[Component data from apps and pages]

"""

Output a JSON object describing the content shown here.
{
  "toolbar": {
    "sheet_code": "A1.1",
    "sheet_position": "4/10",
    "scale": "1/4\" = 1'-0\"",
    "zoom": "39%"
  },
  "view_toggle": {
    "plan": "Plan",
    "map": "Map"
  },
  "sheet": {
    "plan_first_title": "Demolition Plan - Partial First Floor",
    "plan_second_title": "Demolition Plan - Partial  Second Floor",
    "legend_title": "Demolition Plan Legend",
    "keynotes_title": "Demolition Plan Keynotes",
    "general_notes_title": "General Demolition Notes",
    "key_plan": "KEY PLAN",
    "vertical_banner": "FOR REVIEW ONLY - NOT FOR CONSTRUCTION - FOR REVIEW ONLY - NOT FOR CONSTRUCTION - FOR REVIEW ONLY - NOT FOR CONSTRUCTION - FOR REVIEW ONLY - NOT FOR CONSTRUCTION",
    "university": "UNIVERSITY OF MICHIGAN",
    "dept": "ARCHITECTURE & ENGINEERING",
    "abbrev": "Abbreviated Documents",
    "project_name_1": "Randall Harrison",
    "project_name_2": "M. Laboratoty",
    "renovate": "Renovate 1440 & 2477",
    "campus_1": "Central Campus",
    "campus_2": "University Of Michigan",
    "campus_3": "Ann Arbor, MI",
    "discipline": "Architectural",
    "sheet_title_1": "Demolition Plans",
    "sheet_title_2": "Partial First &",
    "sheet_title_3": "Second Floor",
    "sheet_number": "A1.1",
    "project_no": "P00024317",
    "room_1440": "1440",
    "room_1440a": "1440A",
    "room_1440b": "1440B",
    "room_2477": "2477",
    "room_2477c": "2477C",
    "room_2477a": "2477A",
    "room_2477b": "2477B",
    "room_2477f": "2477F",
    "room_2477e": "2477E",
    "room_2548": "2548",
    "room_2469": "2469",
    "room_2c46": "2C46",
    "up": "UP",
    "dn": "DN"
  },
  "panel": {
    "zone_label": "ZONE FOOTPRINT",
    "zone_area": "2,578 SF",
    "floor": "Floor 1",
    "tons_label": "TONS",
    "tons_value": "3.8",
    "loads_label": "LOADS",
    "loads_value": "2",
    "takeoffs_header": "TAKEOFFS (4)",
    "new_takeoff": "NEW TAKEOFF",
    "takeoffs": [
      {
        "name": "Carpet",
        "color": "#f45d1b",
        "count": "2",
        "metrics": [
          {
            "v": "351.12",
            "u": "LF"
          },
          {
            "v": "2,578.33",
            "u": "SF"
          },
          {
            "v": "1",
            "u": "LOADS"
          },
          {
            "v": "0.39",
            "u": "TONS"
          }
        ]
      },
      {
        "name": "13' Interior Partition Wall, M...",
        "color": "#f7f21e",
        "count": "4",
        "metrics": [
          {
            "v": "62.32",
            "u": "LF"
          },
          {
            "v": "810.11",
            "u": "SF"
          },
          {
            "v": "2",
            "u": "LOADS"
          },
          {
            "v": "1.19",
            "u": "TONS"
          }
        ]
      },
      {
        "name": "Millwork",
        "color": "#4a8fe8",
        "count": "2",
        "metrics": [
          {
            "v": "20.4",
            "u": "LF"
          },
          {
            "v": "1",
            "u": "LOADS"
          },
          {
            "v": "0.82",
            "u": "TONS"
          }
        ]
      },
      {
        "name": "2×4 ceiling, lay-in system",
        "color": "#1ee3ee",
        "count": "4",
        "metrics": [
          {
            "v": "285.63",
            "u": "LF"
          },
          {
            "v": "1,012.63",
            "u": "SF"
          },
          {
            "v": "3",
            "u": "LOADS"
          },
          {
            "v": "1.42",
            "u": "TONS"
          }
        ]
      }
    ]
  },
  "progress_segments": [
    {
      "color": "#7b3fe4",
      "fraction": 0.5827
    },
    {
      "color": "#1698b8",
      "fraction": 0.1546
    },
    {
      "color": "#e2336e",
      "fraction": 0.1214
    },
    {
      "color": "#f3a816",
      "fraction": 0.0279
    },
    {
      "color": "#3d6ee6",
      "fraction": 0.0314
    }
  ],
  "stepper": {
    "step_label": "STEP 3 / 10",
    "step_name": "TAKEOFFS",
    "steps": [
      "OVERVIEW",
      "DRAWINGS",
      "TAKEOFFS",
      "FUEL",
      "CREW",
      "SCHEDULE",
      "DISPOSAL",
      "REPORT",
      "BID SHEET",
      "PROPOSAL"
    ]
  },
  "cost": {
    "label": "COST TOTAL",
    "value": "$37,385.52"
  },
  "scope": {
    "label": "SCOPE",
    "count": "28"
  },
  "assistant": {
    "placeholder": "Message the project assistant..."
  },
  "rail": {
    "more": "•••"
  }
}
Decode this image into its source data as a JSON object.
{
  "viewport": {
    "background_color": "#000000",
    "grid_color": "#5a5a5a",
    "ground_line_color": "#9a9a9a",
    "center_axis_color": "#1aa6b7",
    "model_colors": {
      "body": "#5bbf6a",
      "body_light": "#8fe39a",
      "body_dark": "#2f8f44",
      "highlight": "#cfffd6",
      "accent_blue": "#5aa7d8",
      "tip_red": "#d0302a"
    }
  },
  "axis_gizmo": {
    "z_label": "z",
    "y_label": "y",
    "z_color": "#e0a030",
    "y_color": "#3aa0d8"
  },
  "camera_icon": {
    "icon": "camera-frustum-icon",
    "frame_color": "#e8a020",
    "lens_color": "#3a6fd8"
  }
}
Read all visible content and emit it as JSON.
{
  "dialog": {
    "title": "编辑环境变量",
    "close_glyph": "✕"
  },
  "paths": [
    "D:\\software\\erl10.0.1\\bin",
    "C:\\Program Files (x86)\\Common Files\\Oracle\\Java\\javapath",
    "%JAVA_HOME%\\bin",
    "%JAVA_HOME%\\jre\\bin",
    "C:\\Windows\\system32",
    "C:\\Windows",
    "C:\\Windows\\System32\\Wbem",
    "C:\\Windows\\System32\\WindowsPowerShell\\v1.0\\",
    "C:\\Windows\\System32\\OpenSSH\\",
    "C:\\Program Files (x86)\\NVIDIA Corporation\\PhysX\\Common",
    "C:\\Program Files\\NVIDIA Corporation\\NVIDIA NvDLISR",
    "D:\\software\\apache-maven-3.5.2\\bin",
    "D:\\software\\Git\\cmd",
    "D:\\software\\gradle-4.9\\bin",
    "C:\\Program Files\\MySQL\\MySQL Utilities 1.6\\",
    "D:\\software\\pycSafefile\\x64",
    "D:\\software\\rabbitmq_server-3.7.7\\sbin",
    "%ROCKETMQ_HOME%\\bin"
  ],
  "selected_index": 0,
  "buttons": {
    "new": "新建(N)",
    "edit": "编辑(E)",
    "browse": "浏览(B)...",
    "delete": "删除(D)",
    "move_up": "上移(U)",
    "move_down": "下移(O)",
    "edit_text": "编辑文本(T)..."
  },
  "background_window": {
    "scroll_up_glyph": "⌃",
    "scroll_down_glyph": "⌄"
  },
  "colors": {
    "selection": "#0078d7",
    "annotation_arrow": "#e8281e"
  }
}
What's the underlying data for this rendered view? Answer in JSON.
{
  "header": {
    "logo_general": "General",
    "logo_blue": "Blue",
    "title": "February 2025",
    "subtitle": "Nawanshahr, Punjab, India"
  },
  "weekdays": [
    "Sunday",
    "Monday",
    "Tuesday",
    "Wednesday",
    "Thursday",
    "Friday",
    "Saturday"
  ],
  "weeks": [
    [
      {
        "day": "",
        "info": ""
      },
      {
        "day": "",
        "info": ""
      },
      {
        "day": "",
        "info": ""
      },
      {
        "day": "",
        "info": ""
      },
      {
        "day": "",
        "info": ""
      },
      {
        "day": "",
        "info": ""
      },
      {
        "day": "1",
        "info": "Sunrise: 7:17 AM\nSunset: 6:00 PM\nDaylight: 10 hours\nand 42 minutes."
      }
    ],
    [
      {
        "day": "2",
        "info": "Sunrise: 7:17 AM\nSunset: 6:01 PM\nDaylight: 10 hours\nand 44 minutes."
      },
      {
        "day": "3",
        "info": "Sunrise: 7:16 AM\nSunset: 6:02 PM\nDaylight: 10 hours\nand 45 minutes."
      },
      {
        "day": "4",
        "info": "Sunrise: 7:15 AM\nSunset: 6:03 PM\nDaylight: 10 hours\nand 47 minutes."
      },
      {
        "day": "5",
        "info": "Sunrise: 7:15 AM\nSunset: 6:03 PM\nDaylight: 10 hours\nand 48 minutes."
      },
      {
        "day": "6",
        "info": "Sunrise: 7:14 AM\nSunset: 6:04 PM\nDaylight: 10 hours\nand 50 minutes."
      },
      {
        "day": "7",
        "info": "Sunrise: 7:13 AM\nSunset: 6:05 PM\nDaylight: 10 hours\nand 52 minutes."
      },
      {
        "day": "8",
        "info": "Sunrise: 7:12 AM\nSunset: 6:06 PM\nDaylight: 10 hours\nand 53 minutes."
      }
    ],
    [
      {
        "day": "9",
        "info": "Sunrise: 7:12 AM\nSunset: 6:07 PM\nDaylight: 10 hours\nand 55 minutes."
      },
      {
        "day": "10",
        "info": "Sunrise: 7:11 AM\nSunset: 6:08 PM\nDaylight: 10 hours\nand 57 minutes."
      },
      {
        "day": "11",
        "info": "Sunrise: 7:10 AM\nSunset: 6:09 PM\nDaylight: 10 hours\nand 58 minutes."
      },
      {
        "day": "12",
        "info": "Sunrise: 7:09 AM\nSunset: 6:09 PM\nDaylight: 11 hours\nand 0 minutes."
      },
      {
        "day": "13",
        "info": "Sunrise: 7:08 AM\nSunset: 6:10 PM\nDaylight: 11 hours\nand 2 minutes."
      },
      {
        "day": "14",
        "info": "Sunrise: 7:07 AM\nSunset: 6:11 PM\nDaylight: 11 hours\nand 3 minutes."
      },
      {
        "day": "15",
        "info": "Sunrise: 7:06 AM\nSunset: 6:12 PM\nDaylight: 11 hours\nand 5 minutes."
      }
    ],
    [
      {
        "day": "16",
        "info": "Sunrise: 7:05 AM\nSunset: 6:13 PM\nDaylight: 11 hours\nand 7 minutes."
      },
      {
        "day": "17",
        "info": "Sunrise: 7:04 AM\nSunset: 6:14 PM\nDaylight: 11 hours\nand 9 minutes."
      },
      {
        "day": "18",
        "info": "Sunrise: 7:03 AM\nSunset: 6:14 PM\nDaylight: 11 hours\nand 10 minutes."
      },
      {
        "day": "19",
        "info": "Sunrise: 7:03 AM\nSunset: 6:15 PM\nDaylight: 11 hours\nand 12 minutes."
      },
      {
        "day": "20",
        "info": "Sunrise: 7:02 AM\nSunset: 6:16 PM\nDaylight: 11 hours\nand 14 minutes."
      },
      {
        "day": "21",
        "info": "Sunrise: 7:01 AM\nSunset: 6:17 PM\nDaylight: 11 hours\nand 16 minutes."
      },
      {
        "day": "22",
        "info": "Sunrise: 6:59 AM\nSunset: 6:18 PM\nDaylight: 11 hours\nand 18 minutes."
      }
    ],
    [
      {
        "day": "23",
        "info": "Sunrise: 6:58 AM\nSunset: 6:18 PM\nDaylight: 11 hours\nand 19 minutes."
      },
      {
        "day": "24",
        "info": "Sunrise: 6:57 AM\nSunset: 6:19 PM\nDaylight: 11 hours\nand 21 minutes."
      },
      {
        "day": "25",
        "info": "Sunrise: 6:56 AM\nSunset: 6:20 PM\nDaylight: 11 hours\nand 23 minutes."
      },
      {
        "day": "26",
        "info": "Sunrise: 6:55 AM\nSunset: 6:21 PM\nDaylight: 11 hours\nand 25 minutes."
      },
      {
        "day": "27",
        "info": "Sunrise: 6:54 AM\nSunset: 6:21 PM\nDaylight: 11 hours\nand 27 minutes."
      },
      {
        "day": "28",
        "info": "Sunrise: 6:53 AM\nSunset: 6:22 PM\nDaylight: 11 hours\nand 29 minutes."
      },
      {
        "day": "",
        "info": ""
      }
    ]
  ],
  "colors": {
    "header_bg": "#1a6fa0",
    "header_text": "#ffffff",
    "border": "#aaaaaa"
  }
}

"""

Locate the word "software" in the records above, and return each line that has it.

→ **TASK SOLUTION**
    "D:\\software\\erl10.0.1\\bin",
    "D:\\software\\apache-maven-3.5.2\\bin",
    "D:\\software\\Git\\cmd",
    "D:\\software\\gradle-4.9\\bin",
    "D:\\software\\pycSafefile\\x64",
    "D:\\software\\rabbitmq_server-3.7.7\\sbin",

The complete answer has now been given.